Supermarket leftovers become treats for zoo animals

Summary

Supermarket chain Delhaize will supply animals at the Planckendael park in Mechelen with leftover fruits and vegetables

Feeding time

The subject of food waste comes up from time to time, and there’s no shortage of initiatives to combat the problem, from supermarkets donating to food banks to court cases over dumpster-diving to supermarkets refusing to re-stock shelves with new products before the old ones are sold out.

The latest in a long line of great ideas comes from Delhaize, which will supply the Planckendael animal park in Mechelen with leftover fruits and vegetables for the animals. “We’ve been working for years with food banks and local organisation to share unsold products with people who need help, while fighting the problem of food waste,” a spokesperson for the chain said.

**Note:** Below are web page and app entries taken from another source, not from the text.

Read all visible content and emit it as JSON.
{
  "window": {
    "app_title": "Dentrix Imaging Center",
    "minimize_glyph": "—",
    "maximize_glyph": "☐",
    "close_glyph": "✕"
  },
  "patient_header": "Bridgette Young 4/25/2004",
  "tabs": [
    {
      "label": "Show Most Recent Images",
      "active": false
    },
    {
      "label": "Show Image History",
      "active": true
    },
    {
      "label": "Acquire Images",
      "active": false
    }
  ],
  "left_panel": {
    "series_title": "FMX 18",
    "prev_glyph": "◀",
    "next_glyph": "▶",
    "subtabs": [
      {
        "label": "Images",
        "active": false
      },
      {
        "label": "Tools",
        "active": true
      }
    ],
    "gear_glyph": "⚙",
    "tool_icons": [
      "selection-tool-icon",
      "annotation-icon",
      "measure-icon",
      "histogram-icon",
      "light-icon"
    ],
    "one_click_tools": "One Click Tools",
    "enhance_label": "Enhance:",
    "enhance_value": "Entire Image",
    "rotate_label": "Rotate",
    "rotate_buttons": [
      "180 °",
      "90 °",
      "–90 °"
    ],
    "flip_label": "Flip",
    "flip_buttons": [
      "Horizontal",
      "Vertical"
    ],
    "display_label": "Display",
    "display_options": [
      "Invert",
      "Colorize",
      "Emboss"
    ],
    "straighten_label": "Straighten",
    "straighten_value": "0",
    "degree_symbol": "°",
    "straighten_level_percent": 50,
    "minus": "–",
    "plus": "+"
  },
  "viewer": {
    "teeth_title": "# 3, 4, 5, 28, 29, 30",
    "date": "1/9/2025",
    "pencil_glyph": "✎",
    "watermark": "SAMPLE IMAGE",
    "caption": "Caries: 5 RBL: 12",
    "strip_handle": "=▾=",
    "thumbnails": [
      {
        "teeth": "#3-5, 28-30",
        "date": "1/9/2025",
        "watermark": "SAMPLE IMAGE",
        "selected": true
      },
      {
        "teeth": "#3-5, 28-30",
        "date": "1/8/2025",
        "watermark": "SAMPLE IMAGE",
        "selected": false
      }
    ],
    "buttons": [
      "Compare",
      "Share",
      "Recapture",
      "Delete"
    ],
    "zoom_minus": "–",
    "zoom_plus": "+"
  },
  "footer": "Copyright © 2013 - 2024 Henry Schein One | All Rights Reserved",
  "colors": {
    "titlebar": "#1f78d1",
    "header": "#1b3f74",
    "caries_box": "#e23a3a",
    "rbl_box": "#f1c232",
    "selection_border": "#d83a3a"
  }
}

The company’s priority remains aid to humans, but there are categories that the federal food safety agency has decreed many not be passed on for human consumption, such as products that are expired.

In the case of Planckendael, the produce is over-ripe or bruised, for example, which doesn’t appeal to humans. An elephant, however, is less likely to be picky.  The plan aims to deliver 20 tonnes of fruit and vegetables a year – which would otherwise end up in landfill – and forms part of the supermarket’s target to find a good home by 2020 for 100% of all food waste. 

Photo: Eddy Van 3000/flickr